**What you are asked to do**
Tally the lines in the data that follows that include the word "icon", and report nothing but the total.

**Given information**
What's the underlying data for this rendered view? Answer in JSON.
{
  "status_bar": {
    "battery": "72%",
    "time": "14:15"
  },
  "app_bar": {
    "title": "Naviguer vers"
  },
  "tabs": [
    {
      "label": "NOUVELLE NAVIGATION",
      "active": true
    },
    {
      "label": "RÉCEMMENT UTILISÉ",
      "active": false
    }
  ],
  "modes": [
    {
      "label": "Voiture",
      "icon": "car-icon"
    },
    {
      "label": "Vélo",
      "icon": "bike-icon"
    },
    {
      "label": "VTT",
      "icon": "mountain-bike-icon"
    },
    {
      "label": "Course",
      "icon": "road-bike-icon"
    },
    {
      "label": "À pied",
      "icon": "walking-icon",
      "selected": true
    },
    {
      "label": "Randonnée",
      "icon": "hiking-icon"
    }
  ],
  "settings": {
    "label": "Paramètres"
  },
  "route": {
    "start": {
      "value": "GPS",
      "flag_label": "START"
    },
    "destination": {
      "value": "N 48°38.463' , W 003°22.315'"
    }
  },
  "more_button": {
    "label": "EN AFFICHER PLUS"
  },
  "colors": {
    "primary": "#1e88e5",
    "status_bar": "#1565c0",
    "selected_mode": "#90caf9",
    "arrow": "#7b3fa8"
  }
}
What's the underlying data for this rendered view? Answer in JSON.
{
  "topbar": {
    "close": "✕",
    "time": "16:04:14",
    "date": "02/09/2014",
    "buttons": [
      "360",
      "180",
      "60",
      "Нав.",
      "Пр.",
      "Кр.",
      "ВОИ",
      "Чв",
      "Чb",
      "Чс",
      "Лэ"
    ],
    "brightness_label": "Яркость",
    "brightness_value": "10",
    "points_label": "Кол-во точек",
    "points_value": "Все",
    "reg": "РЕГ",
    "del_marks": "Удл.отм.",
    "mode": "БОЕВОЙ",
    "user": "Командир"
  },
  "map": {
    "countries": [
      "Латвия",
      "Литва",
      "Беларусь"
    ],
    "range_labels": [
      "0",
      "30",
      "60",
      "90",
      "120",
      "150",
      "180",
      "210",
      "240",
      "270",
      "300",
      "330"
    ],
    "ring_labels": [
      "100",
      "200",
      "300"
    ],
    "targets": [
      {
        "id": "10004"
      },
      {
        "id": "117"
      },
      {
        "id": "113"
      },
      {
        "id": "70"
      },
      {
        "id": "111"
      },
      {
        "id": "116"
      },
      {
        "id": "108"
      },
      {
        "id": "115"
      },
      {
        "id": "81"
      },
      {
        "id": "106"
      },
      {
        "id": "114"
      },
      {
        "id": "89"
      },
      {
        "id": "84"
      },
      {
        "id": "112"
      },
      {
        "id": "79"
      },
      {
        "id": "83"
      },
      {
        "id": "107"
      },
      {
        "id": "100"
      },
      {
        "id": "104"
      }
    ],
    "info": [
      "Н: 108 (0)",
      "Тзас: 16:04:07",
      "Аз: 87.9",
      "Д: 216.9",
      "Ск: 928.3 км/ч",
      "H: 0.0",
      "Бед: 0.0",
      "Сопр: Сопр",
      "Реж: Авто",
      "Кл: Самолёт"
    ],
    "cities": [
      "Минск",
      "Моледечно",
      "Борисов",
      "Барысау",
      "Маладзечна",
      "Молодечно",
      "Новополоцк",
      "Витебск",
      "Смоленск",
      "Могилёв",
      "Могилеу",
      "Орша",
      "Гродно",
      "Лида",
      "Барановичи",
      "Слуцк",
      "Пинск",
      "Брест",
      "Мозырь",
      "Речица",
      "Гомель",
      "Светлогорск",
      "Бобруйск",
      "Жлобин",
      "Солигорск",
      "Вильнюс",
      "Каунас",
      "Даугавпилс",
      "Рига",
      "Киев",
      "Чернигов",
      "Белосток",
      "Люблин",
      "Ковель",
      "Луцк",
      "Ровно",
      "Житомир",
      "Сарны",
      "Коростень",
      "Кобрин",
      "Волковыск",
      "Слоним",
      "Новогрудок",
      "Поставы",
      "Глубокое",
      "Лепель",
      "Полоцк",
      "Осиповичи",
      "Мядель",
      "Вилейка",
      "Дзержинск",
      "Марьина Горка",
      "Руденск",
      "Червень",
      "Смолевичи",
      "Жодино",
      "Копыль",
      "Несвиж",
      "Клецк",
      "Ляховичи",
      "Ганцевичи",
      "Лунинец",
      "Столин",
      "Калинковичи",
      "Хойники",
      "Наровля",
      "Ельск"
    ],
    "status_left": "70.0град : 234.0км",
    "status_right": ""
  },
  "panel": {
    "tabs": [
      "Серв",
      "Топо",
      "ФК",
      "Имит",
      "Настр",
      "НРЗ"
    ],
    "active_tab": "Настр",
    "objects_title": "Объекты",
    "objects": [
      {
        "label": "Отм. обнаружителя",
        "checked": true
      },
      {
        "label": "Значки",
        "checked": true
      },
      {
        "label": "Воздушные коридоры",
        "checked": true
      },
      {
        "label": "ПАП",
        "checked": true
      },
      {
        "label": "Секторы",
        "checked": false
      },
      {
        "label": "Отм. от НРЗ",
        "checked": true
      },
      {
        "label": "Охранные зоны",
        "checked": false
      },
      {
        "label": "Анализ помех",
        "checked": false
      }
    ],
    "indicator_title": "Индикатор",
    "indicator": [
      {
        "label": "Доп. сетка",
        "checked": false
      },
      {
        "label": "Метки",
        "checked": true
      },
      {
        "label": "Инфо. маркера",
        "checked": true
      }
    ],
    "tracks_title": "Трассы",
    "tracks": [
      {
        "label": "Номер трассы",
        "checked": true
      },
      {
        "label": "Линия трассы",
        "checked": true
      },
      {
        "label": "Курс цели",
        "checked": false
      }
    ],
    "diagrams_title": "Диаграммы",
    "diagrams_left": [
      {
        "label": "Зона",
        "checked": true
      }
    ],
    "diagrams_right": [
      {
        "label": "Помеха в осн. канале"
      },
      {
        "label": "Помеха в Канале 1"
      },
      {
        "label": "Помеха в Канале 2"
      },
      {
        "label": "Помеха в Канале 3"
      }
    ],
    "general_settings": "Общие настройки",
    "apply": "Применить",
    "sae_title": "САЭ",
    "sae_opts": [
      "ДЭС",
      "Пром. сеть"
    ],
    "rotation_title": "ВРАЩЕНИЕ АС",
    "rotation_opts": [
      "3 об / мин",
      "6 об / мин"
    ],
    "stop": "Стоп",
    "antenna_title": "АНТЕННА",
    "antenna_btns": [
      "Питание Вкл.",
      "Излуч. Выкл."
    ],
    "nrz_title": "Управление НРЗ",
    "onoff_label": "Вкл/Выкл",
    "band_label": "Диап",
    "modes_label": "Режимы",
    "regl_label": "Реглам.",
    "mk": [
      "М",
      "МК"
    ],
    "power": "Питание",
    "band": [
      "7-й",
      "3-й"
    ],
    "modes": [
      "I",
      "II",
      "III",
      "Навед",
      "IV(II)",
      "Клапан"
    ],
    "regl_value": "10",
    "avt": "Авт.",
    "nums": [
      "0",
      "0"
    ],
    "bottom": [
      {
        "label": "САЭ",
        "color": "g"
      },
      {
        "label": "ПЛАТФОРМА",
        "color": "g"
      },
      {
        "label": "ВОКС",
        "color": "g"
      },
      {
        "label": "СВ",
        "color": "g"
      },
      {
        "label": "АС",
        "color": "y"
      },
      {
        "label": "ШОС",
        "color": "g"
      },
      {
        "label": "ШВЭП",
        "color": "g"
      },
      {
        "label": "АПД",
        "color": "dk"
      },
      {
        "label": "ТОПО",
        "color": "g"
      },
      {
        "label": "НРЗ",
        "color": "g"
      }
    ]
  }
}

**Solution below**
6